> Problem description: Return every line of the records below verbatim, with no pictures in the copy.

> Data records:
+ + + +

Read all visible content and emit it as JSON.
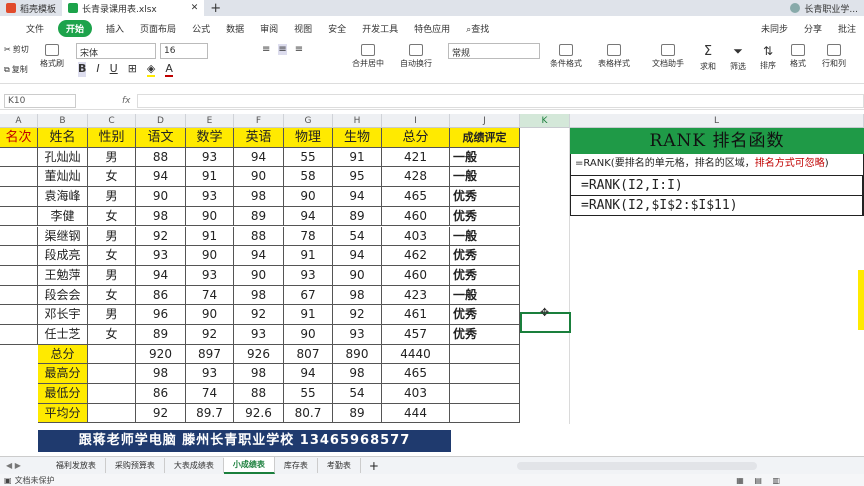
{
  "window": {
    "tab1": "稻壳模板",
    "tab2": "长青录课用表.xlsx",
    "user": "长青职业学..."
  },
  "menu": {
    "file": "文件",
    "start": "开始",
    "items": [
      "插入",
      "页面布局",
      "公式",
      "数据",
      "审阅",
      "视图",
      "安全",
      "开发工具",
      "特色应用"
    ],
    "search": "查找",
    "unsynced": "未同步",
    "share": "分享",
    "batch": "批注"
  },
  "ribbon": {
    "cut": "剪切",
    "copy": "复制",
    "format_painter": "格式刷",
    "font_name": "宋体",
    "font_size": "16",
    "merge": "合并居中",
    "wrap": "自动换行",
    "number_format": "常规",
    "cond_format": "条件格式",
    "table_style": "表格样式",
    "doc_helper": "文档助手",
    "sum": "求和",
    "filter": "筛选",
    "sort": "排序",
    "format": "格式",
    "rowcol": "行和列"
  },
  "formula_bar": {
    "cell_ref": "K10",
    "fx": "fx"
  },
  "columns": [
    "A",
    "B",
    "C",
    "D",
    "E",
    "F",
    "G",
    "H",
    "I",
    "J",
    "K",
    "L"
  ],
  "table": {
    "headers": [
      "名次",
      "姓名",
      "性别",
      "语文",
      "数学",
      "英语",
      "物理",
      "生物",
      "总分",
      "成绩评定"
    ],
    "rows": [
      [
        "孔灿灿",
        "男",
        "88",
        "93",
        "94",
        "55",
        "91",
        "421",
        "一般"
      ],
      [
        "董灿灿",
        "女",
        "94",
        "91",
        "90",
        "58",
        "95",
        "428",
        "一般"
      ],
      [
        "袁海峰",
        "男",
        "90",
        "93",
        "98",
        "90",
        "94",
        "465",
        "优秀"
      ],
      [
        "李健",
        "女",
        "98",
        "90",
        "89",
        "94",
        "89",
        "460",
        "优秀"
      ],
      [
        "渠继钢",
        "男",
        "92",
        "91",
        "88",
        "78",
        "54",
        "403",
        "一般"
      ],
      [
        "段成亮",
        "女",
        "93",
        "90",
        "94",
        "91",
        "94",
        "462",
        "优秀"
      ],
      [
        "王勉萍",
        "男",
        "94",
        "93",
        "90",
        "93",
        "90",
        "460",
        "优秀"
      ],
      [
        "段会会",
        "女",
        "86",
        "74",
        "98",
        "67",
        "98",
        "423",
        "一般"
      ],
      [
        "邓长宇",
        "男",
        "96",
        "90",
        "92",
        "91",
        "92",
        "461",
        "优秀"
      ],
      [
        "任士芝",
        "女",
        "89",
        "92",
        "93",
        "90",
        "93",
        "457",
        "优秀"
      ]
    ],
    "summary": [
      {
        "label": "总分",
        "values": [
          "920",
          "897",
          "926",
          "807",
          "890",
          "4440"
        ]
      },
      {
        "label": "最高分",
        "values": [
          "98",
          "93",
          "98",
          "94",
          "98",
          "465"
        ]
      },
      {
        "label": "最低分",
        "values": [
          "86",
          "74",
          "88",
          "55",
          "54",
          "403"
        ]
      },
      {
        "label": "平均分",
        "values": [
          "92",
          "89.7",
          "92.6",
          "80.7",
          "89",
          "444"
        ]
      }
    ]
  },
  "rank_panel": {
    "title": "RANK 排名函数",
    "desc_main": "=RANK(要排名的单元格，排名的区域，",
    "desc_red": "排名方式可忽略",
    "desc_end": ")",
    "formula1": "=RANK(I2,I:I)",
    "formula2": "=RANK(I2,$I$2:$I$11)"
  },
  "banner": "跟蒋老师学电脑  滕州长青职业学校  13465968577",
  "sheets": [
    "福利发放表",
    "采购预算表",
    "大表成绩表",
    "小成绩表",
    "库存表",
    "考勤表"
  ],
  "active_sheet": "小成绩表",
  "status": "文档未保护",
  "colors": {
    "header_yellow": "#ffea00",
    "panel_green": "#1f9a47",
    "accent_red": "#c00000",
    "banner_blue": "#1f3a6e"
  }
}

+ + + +

> Your solution:
Read all visible content and emit it as JSON.
{
  "window": {
    "tab1": "稻壳模板",
    "tab2": "长青录课用表.xlsx",
    "user": "长青职业学..."
  },
  "menu": {
    "file": "文件",
    "start": "开始",
    "items": [
      "插入",
      "页面布局",
      "公式",
      "数据",
      "审阅",
      "视图",
      "安全",
      "开发工具",
      "特色应用"
    ],
    "search": "查找",
    "unsynced": "未同步",
    "share": "分享",
    "batch": "批注"
  },
  "ribbon": {
    "cut": "剪切",
    "copy": "复制",
    "format_painter": "格式刷",
    "font_name": "宋体",
    "font_size": "16",
    "merge": "合并居中",
    "wrap": "自动换行",
    "number_format": "常规",
    "cond_format": "条件格式",
    "table_style": "表格样式",
    "doc_helper": "文档助手",
    "sum": "求和",
    "filter": "筛选",
    "sort": "排序",
    "format": "格式",
    "rowcol": "行和列"
  },
  "formula_bar": {
    "cell_ref": "K10",
    "fx": "fx"
  },
  "columns": [
    "A",
    "B",
    "C",
    "D",
    "E",
    "F",
    "G",
    "H",
    "I",
    "J",
    "K",
    "L"
  ],
  "table": {
    "headers": [
      "名次",
      "姓名",
      "性别",
      "语文",
      "数学",
      "英语",
      "物理",
      "生物",
      "总分",
      "成绩评定"
    ],
    "rows": [
      [
        "孔灿灿",
        "男",
        "88",
        "93",
        "94",
        "55",
        "91",
        "421",
        "一般"
      ],
      [
        "董灿灿",
        "女",
        "94",
        "91",
        "90",
        "58",
        "95",
        "428",
        "一般"
      ],
      [
        "袁海峰",
        "男",
        "90",
        "93",
        "98",
        "90",
        "94",
        "465",
        "优秀"
      ],
      [
        "李健",
        "女",
        "98",
        "90",
        "89",
        "94",
        "89",
        "460",
        "优秀"
      ],
      [
        "渠继钢",
        "男",
        "92",
        "91",
        "88",
        "78",
        "54",
        "403",
        "一般"
      ],
      [
        "段成亮",
        "女",
        "93",
        "90",
        "94",
        "91",
        "94",
        "462",
        "优秀"
      ],
      [
        "王勉萍",
        "男",
        "94",
        "93",
        "90",
        "93",
        "90",
        "460",
        "优秀"
      ],
      [
        "段会会",
        "女",
        "86",
        "74",
        "98",
        "67",
        "98",
        "423",
        "一般"
      ],
      [
        "邓长宇",
        "男",
        "96",
        "90",
        "92",
        "91",
        "92",
        "461",
        "优秀"
      ],
      [
        "任士芝",
        "女",
        "89",
        "92",
        "93",
        "90",
        "93",
        "457",
        "优秀"
      ]
    ],
    "summary": [
      {
        "label": "总分",
        "values": [
          "920",
          "897",
          "926",
          "807",
          "890",
          "4440"
        ]
      },
      {
        "label": "最高分",
        "values": [
          "98",
          "93",
          "98",
          "94",
          "98",
          "465"
        ]
      },
      {
        "label": "最低分",
        "values": [
          "86",
          "74",
          "88",
          "55",
          "54",
          "403"
        ]
      },
      {
        "label": "平均分",
        "values": [
          "92",
          "89.7",
          "92.6",
          "80.7",
          "89",
          "444"
        ]
      }
    ]
  },
  "rank_panel": {
    "title": "RANK 排名函数",
    "desc_main": "=RANK(要排名的单元格，排名的区域，",
    "desc_red": "排名方式可忽略",
    "desc_end": ")",
    "formula1": "=RANK(I2,I:I)",
    "formula2": "=RANK(I2,$I$2:$I$11)"
  },
  "banner": "跟蒋老师学电脑  滕州长青职业学校  13465968577",
  "sheets": [
    "福利发放表",
    "采购预算表",
    "大表成绩表",
    "小成绩表",
    "库存表",
    "考勤表"
  ],
  "active_sheet": "小成绩表",
  "status": "文档未保护",
  "colors": {
    "header_yellow": "#ffea00",
    "panel_green": "#1f9a47",
    "accent_red": "#c00000",
    "banner_blue": "#1f3a6e"
  }
}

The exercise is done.